◆ **Activity**: Copy every line of the data in which the word "handle" occurs.

Dataset content Block Start

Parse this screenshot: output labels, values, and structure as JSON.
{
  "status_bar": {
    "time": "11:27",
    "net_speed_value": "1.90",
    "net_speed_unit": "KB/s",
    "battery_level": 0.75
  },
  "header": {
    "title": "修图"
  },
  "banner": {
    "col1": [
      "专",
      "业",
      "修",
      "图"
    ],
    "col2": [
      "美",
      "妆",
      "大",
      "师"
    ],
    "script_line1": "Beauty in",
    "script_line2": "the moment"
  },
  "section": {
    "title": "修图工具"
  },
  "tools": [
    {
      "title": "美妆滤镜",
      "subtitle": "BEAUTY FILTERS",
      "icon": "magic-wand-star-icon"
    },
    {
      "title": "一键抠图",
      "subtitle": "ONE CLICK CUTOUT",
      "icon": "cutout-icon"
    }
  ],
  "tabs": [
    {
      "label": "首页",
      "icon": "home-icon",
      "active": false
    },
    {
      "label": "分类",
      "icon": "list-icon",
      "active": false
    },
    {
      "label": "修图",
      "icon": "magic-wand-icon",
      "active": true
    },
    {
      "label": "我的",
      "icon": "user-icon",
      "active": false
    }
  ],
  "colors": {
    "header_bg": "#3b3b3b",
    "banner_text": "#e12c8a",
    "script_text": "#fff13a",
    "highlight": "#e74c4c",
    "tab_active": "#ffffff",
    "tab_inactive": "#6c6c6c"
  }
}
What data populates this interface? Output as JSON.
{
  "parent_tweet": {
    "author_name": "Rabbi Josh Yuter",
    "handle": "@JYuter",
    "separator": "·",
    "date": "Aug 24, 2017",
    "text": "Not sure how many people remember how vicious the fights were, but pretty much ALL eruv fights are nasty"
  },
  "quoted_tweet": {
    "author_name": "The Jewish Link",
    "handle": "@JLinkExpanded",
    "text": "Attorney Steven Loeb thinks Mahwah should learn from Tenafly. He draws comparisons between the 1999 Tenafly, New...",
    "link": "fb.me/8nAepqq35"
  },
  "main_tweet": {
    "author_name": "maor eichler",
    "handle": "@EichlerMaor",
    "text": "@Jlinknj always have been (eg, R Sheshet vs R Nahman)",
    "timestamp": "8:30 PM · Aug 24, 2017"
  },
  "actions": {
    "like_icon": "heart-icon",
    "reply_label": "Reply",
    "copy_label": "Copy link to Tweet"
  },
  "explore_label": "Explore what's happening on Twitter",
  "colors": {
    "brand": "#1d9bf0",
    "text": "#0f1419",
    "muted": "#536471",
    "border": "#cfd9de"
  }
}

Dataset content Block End

◆ **Task response**:
    "handle": "@JYuter",
    "handle": "@JLinkExpanded",
    "handle": "@EichlerMaor",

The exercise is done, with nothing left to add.